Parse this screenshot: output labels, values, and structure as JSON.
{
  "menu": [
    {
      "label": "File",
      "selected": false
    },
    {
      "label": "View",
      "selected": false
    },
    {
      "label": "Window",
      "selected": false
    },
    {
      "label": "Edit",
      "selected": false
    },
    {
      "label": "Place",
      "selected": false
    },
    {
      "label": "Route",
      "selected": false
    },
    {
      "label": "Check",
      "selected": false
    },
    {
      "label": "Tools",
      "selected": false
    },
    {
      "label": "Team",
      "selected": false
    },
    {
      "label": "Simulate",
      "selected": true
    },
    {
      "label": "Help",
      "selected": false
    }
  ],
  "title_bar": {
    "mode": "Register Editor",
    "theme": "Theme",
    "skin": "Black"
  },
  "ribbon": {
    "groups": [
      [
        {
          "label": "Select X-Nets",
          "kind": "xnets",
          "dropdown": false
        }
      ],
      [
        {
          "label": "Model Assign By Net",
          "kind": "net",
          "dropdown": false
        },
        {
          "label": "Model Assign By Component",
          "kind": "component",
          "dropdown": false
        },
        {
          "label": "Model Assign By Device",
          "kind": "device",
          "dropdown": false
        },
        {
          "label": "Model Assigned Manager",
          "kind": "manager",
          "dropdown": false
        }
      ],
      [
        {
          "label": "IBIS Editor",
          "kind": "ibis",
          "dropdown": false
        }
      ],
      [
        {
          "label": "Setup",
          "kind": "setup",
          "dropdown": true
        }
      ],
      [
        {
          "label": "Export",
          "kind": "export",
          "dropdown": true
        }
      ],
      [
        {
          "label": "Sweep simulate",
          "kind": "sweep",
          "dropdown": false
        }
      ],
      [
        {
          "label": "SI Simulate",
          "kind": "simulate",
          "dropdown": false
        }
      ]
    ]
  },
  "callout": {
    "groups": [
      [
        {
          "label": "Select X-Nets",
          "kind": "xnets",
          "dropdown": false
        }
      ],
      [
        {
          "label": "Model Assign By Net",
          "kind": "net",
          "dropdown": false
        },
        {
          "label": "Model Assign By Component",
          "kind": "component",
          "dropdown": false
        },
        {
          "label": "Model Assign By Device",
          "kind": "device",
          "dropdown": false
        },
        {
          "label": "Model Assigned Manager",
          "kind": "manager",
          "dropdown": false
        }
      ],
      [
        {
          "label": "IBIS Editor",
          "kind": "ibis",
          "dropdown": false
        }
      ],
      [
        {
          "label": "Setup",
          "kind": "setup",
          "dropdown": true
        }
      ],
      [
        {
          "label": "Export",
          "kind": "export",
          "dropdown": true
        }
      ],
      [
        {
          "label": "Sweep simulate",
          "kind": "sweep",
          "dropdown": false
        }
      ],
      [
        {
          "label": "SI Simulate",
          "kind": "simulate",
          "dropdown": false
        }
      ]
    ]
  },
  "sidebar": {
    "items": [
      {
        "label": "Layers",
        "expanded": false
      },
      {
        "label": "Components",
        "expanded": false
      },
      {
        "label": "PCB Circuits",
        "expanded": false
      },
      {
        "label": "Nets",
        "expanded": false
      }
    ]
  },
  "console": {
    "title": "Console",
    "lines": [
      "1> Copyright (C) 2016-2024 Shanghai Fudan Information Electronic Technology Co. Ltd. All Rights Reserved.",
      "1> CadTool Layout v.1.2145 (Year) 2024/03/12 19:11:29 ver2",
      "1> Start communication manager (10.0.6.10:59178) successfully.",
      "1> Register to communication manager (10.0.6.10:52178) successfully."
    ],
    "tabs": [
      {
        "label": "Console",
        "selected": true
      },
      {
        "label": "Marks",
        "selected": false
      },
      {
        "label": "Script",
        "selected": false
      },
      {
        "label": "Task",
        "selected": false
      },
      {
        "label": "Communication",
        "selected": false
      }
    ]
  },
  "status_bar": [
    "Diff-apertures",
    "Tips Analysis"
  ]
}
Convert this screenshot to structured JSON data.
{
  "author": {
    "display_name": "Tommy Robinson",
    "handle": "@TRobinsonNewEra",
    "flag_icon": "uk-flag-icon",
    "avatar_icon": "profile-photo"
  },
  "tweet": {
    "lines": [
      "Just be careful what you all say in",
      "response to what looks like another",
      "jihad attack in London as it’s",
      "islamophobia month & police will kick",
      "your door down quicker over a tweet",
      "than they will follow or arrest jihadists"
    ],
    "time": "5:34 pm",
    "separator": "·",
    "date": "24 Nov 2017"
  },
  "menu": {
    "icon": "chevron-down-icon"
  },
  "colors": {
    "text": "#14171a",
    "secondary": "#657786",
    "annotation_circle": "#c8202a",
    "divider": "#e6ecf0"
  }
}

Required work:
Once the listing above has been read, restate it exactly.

Expected output:
Parse this screenshot: output labels, values, and structure as JSON.
{
  "menu": [
    {
      "label": "File",
      "selected": false
    },
    {
      "label": "View",
      "selected": false
    },
    {
      "label": "Window",
      "selected": false
    },
    {
      "label": "Edit",
      "selected": false
    },
    {
      "label": "Place",
      "selected": false
    },
    {
      "label": "Route",
      "selected": false
    },
    {
      "label": "Check",
      "selected": false
    },
    {
      "label": "Tools",
      "selected": false
    },
    {
      "label": "Team",
      "selected": false
    },
    {
      "label": "Simulate",
      "selected": true
    },
    {
      "label": "Help",
      "selected": false
    }
  ],
  "title_bar": {
    "mode": "Register Editor",
    "theme": "Theme",
    "skin": "Black"
  },
  "ribbon": {
    "groups": [
      [
        {
          "label": "Select X-Nets",
          "kind": "xnets",
          "dropdown": false
        }
      ],
      [
        {
          "label": "Model Assign By Net",
          "kind": "net",
          "dropdown": false
        },
        {
          "label": "Model Assign By Component",
          "kind": "component",
          "dropdown": false
        },
        {
          "label": "Model Assign By Device",
          "kind": "device",
          "dropdown": false
        },
        {
          "label": "Model Assigned Manager",
          "kind": "manager",
          "dropdown": false
        }
      ],
      [
        {
          "label": "IBIS Editor",
          "kind": "ibis",
          "dropdown": false
        }
      ],
      [
        {
          "label": "Setup",
          "kind": "setup",
          "dropdown": true
        }
      ],
      [
        {
          "label": "Export",
          "kind": "export",
          "dropdown": true
        }
      ],
      [
        {
          "label": "Sweep simulate",
          "kind": "sweep",
          "dropdown": false
        }
      ],
      [
        {
          "label": "SI Simulate",
          "kind": "simulate",
          "dropdown": false
        }
      ]
    ]
  },
  "callout": {
    "groups": [
      [
        {
          "label": "Select X-Nets",
          "kind": "xnets",
          "dropdown": false
        }
      ],
      [
        {
          "label": "Model Assign By Net",
          "kind": "net",
          "dropdown": false
        },
        {
          "label": "Model Assign By Component",
          "kind": "component",
          "dropdown": false
        },
        {
          "label": "Model Assign By Device",
          "kind": "device",
          "dropdown": false
        },
        {
          "label": "Model Assigned Manager",
          "kind": "manager",
          "dropdown": false
        }
      ],
      [
        {
          "label": "IBIS Editor",
          "kind": "ibis",
          "dropdown": false
        }
      ],
      [
        {
          "label": "Setup",
          "kind": "setup",
          "dropdown": true
        }
      ],
      [
        {
          "label": "Export",
          "kind": "export",
          "dropdown": true
        }
      ],
      [
        {
          "label": "Sweep simulate",
          "kind": "sweep",
          "dropdown": false
        }
      ],
      [
        {
          "label": "SI Simulate",
          "kind": "simulate",
          "dropdown": false
        }
      ]
    ]
  },
  "sidebar": {
    "items": [
      {
        "label": "Layers",
        "expanded": false
      },
      {
        "label": "Components",
        "expanded": false
      },
      {
        "label": "PCB Circuits",
        "expanded": false
      },
      {
        "label": "Nets",
        "expanded": false
      }
    ]
  },
  "console": {
    "title": "Console",
    "lines": [
      "1> Copyright (C) 2016-2024 Shanghai Fudan Information Electronic Technology Co. Ltd. All Rights Reserved.",
      "1> CadTool Layout v.1.2145 (Year) 2024/03/12 19:11:29 ver2",
      "1> Start communication manager (10.0.6.10:59178) successfully.",
      "1> Register to communication manager (10.0.6.10:52178) successfully."
    ],
    "tabs": [
      {
        "label": "Console",
        "selected": true
      },
      {
        "label": "Marks",
        "selected": false
      },
      {
        "label": "Script",
        "selected": false
      },
      {
        "label": "Task",
        "selected": false
      },
      {
        "label": "Communication",
        "selected": false
      }
    ]
  },
  "status_bar": [
    "Diff-apertures",
    "Tips Analysis"
  ]
}
Convert this screenshot to structured JSON data.
{
  "author": {
    "display_name": "Tommy Robinson",
    "handle": "@TRobinsonNewEra",
    "flag_icon": "uk-flag-icon",
    "avatar_icon": "profile-photo"
  },
  "tweet": {
    "lines": [
      "Just be careful what you all say in",
      "response to what looks like another",
      "jihad attack in London as it’s",
      "islamophobia month & police will kick",
      "your door down quicker over a tweet",
      "than they will follow or arrest jihadists"
    ],
    "time": "5:34 pm",
    "separator": "·",
    "date": "24 Nov 2017"
  },
  "menu": {
    "icon": "chevron-down-icon"
  },
  "colors": {
    "text": "#14171a",
    "secondary": "#657786",
    "annotation_circle": "#c8202a",
    "divider": "#e6ecf0"
  }
}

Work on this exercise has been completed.